Surprisingly high numbers of California property owners have opted thus far not to pay a $150 state-imposed fire fee, keeping revenue below expectations, recent statistics from Board of Equalization (BOE) member George Runner indicate.
In fact, Runner said, the noncompliance rate to the fee—which he calls “an illegal tax”—is so far more than three times the rate the BOE expected when it began collection efforts.
In his Fire Prevention Fee Weekly Report of Nov. 30, Runner says that while notices of the fee have been mailed to all but six of California’s 58 counties, only $41.1 million of the anticipated $84.4 million has been mailed back to Sacramento so far.
Notices yet to be mailed of Nov. 30 to property owners in the six remaining counties—Trinity, Tulare, Tuolumne, Ventura, Yolo and Yuba—total 52,838, figures on Runner’s website show.
As of Wednesday, however, a Board of Equalization source said mailings were being sent this week to residents in Tuolumne county, leaving only three counties still unreached.
Of the approximately 825,000 notices the state plans to mail, more than 693,000, or about 84 percent, have been sent thus far, the report says. The payments logged so far reflect only about 48.6 percent return, according to Runner’s weekly report.
“This is an unusually high noncompliance rate,” Runner told the Mountain News Wednesday. “Twenty to 25 percent of people who were billed are not paying. That’s unusually high.”
Runner said the normal compliance rate for taxes in California is 97 percent. When it learned it would have to collect the fire fee, he said, the BOE anticipated a 7-percent noncompliance rate.
‘AN ILLEGAL TAX’
“To me, it’s an illegal tax,” Runner said. “It was put on by the legislature with a simple majority vote and it should have been two-thirds.”
As of Nov. 30, a total of 47,292 property owners were appealing the fee, the report says.
Including the 40,448 landowners in a non-final billing status who have paid in full, and the 291,601 whose bills were past due but have paid, a total of 332,049 of the 693,935 bills mailed so far are paid up.
A BOE spokesman said there could be various reasons for nonpayment, but said it’s reasonable to conclude the lower-than-expected payment numbers represent anger coming from taxpayers.
“People were caught off guard,” Runner said. “They think they should already be getting this service. It’s just wrong to tax people for services they’re already paying for.”
The fee, levied on all habitable structures in State Responsibility Areas (SRA), where Cal Fire has primary firefighting responsibility, is being challenged in court by the Howard Jarvis Taxpayers Association (HJTA), which claims the billing is a property tax and not a fee.
HJTA’s contention is that because the state legislature approved the charge by less than a two-thirds majority, as required by Proposition 13, it was illegally passed and invalid. The association has filed suit in Sacramento Superior Court to overturn it.

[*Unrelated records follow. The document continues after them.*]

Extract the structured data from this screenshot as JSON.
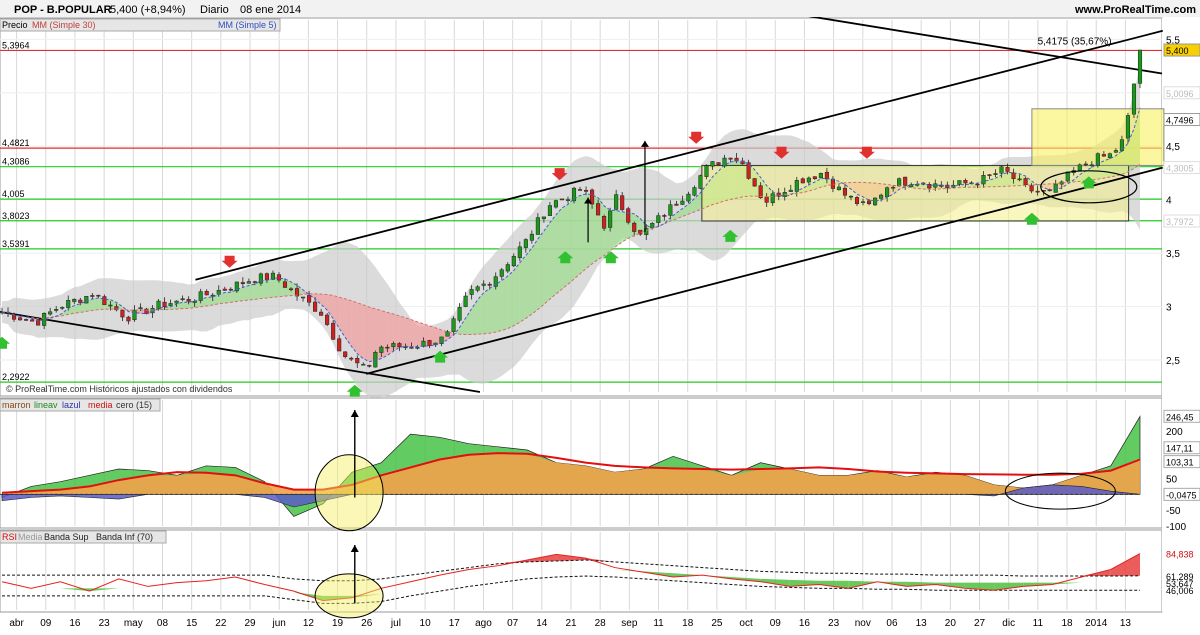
{
  "header": {
    "ticker": "POP - B.POPULAR",
    "quote": "5,400 (+8,94%)",
    "frequency": "Diario",
    "date": "08 ene 2014",
    "source": "www.ProRealTime.com",
    "footnote": "© ProRealTime.com Históricos ajustados con dividendos"
  },
  "legends": {
    "price": [
      "Precio",
      "MM (Simple 30)",
      "MM (Simple 5)"
    ],
    "osc": [
      "marron",
      "lineav",
      "lazul",
      "media",
      "cero (15)"
    ],
    "rsi": [
      "RSI",
      "Media",
      "Banda Sup",
      "Banda Inf (70)"
    ]
  },
  "colors": {
    "candle_up": "#1a9a1a",
    "candle_down": "#d02020",
    "support": "#22cc22",
    "resistance": "#e03030",
    "osc_green": "#3bbf3b",
    "osc_orange": "#f2a24a",
    "osc_blue": "#5a5ac8",
    "media_line": "#e01010",
    "rsi_line": "#e82020"
  },
  "chart_data": [
    {
      "type": "candlestick",
      "panel": "price",
      "ylim": [
        2.2,
        5.55
      ],
      "y_ticks": [
        "5,5",
        "5",
        "4,5",
        "4",
        "3,5",
        "3",
        "2,5"
      ],
      "x_ticks": [
        "abr",
        "09",
        "16",
        "23",
        "may",
        "08",
        "15",
        "22",
        "29",
        "jun",
        "12",
        "19",
        "26",
        "jul",
        "10",
        "17",
        "ago",
        "07",
        "14",
        "21",
        "28",
        "sep",
        "11",
        "18",
        "25",
        "oct",
        "09",
        "16",
        "23",
        "nov",
        "06",
        "13",
        "20",
        "27",
        "dic",
        "11",
        "18",
        "2014",
        "13"
      ],
      "key_points": [
        {
          "t": 0.0,
          "v": 2.95
        },
        {
          "t": 0.03,
          "v": 2.85
        },
        {
          "t": 0.05,
          "v": 3.0
        },
        {
          "t": 0.08,
          "v": 3.12
        },
        {
          "t": 0.11,
          "v": 2.9
        },
        {
          "t": 0.14,
          "v": 3.02
        },
        {
          "t": 0.17,
          "v": 3.08
        },
        {
          "t": 0.2,
          "v": 3.18
        },
        {
          "t": 0.22,
          "v": 3.26
        },
        {
          "t": 0.24,
          "v": 3.28
        },
        {
          "t": 0.26,
          "v": 3.1
        },
        {
          "t": 0.28,
          "v": 2.95
        },
        {
          "t": 0.3,
          "v": 2.55
        },
        {
          "t": 0.32,
          "v": 2.4
        },
        {
          "t": 0.33,
          "v": 2.62
        },
        {
          "t": 0.36,
          "v": 2.63
        },
        {
          "t": 0.39,
          "v": 2.7
        },
        {
          "t": 0.41,
          "v": 3.12
        },
        {
          "t": 0.43,
          "v": 3.25
        },
        {
          "t": 0.46,
          "v": 3.6
        },
        {
          "t": 0.48,
          "v": 3.95
        },
        {
          "t": 0.5,
          "v": 4.05
        },
        {
          "t": 0.51,
          "v": 4.1
        },
        {
          "t": 0.53,
          "v": 3.75
        },
        {
          "t": 0.54,
          "v": 4.02
        },
        {
          "t": 0.56,
          "v": 3.65
        },
        {
          "t": 0.58,
          "v": 3.85
        },
        {
          "t": 0.6,
          "v": 4.05
        },
        {
          "t": 0.62,
          "v": 4.3
        },
        {
          "t": 0.64,
          "v": 4.42
        },
        {
          "t": 0.65,
          "v": 4.35
        },
        {
          "t": 0.67,
          "v": 3.98
        },
        {
          "t": 0.7,
          "v": 4.18
        },
        {
          "t": 0.72,
          "v": 4.25
        },
        {
          "t": 0.74,
          "v": 4.05
        },
        {
          "t": 0.76,
          "v": 3.92
        },
        {
          "t": 0.78,
          "v": 4.15
        },
        {
          "t": 0.8,
          "v": 4.18
        },
        {
          "t": 0.83,
          "v": 4.12
        },
        {
          "t": 0.86,
          "v": 4.18
        },
        {
          "t": 0.88,
          "v": 4.28
        },
        {
          "t": 0.9,
          "v": 4.1
        },
        {
          "t": 0.92,
          "v": 4.05
        },
        {
          "t": 0.94,
          "v": 4.25
        },
        {
          "t": 0.96,
          "v": 4.38
        },
        {
          "t": 0.975,
          "v": 4.42
        },
        {
          "t": 0.985,
          "v": 4.55
        },
        {
          "t": 0.993,
          "v": 4.98
        },
        {
          "t": 1.0,
          "v": 5.4
        }
      ],
      "moving_averages": {
        "sma30": "MM (Simple 30)",
        "sma5": "MM (Simple 5)"
      },
      "horizontal_levels": [
        {
          "value": 5.3964,
          "label": "5,3964",
          "kind": "resistance"
        },
        {
          "value": 4.4821,
          "label": "4,4821",
          "kind": "resistance"
        },
        {
          "value": 4.3086,
          "label": "4,3086",
          "kind": "support"
        },
        {
          "value": 4.005,
          "label": "4,005",
          "kind": "support"
        },
        {
          "value": 3.8023,
          "label": "3,8023",
          "kind": "support"
        },
        {
          "value": 3.5391,
          "label": "3,5391",
          "kind": "support"
        },
        {
          "value": 2.2922,
          "label": "2,2922",
          "kind": "support"
        }
      ],
      "right_axis_labels": [
        {
          "value": 5.4,
          "label": "5,400",
          "style": "last"
        },
        {
          "value": 4.7496,
          "label": "4,7496",
          "style": "box"
        },
        {
          "value": 5.0,
          "label": "5,0096",
          "style": "faded"
        },
        {
          "value": 4.3,
          "label": "4,3005",
          "style": "faded"
        },
        {
          "value": 3.8,
          "label": "3,7972",
          "style": "faded"
        }
      ],
      "annotation": {
        "text": "5,4175 (35,67%)",
        "t": 0.91,
        "value": 5.45
      }
    },
    {
      "type": "area",
      "panel": "oscillator",
      "ylim": [
        -100,
        260
      ],
      "y_ticks": [
        "200",
        "100",
        "50",
        "0",
        "-50",
        "-100"
      ],
      "right_labels": [
        "246,45",
        "147,11",
        "103,31",
        "-0,0475"
      ],
      "series": [
        {
          "name": "media",
          "values": [
            5,
            10,
            15,
            25,
            45,
            60,
            70,
            68,
            60,
            35,
            15,
            15,
            30,
            60,
            85,
            110,
            125,
            130,
            128,
            115,
            100,
            90,
            85,
            82,
            80,
            78,
            80,
            82,
            85,
            80,
            72,
            68,
            66,
            64,
            63,
            62,
            62,
            65,
            75,
            110
          ]
        },
        {
          "name": "lineav",
          "values": [
            -10,
            25,
            40,
            60,
            80,
            75,
            60,
            90,
            85,
            40,
            -70,
            -30,
            70,
            100,
            190,
            180,
            160,
            150,
            140,
            100,
            90,
            70,
            80,
            120,
            90,
            60,
            100,
            80,
            60,
            60,
            75,
            55,
            70,
            60,
            30,
            20,
            30,
            60,
            90,
            246
          ]
        },
        {
          "name": "lazul",
          "values": [
            -20,
            -10,
            -5,
            -10,
            -15,
            0,
            0,
            0,
            0,
            -10,
            -40,
            -20,
            0,
            0,
            0,
            0,
            0,
            0,
            0,
            0,
            0,
            0,
            0,
            0,
            0,
            0,
            0,
            0,
            0,
            0,
            0,
            0,
            0,
            0,
            -5,
            20,
            30,
            25,
            10,
            0
          ]
        }
      ]
    },
    {
      "type": "line",
      "panel": "rsi",
      "ylim": [
        25,
        95
      ],
      "right_labels": [
        "84,838",
        "61,289",
        "53,647",
        "46,006"
      ],
      "series": [
        {
          "name": "RSI",
          "values": [
            55,
            48,
            55,
            45,
            58,
            50,
            54,
            56,
            60,
            52,
            45,
            35,
            38,
            48,
            55,
            62,
            68,
            72,
            78,
            84,
            80,
            70,
            65,
            60,
            62,
            58,
            55,
            50,
            52,
            48,
            55,
            50,
            52,
            48,
            46,
            50,
            52,
            60,
            68,
            84.8
          ]
        },
        {
          "name": "Banda Sup",
          "values": [
            62,
            62,
            62,
            62,
            62,
            62,
            62,
            62,
            62,
            62,
            58,
            56,
            56,
            58,
            62,
            66,
            70,
            74,
            76,
            77,
            78,
            76,
            74,
            72,
            70,
            68,
            66,
            65,
            64,
            64,
            63,
            63,
            62,
            62,
            62,
            61,
            61,
            61,
            61,
            61.3
          ]
        },
        {
          "name": "Banda Inf (70)",
          "values": [
            40,
            40,
            40,
            40,
            40,
            40,
            40,
            40,
            40,
            40,
            36,
            32,
            32,
            34,
            40,
            45,
            50,
            54,
            58,
            60,
            61,
            60,
            58,
            56,
            54,
            52,
            50,
            49,
            48,
            48,
            47,
            47,
            46,
            46,
            46,
            46,
            46,
            46,
            46,
            46.0
          ]
        }
      ]
    }
  ]
}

Property owners whose fire protection is provided by a local fire department are being billed only $115, so residents of Crestline, Lake Arrowhead and Running Springs have received bills with the $35 discount.
Advance notices that the bill is coming, as well as the bill itself, have been mailed to California counties in alphabetical order. Runner’s Nov. 30 report shows all property owners in California who are subject to the fee have now received those letters.
Mountain residents received tax bills with a payment deadline of Nov. 26.
Concerning the HJTA lawsuit, Runner said “it’s hard to tell what a judge may say. This will be appealed by one side or the other, no matter what the decision is. But I think it’s pretty clear this does not meet the test of a fee.”
That test, he said, is whether those who pay get a benefit in return. Runner cited the case of residents along the ocean or in the desert who are in an SRA but who get no benefit.
An ironic point, he said, is that, for people who get the bills, “if you live on your property you pay the fee. A guy next door can have a vacant lot and not have to pay.” Such lots, he said, can contribute more to the spread of wildfire than those with inhabitable structures.
Runner said the bills now being collected are for the current year. A second round of billings, for next year, will be mailed out in March, he said.
With Democrats holding a two-thirds majority in both the Assembly and State Senate, Runner said that should the Jarvis lawsuit win, “they’ve got the capacity to go back and do it over, with a two-thirds vote.”
60 DAYS TO DECIDE
Runner’s website says once Cal Fire has received a protest petition it will have 60 days to review it and issue a decision.
It also says decisions must be provided in writing, and petitions can be updated with new information at any time until Cal Fire’s final decision is announced.
“If it is determined that a refund is owed you, a claim must be filed with the Board of Equalization for repayment,” the site says. “The refund claim may be filed by either the property owner or Cal Fire.”
Though it has raised protest in many quarters, the money the state hopes to collect from the billings represents only a tiny fraction of the state budget, and would benefit just one department.
The 2012-13 state budget includes $91.3 billion in general fund spending and total spending—including money in special funds and funds received from the federal government—of $225 billion.
In 2002-03, the BOE spokesperson said, total state spending was $161.5 billion. The rate of increase of state spending has outpaced the rate of growth in the state’s population, including inflation, the source said.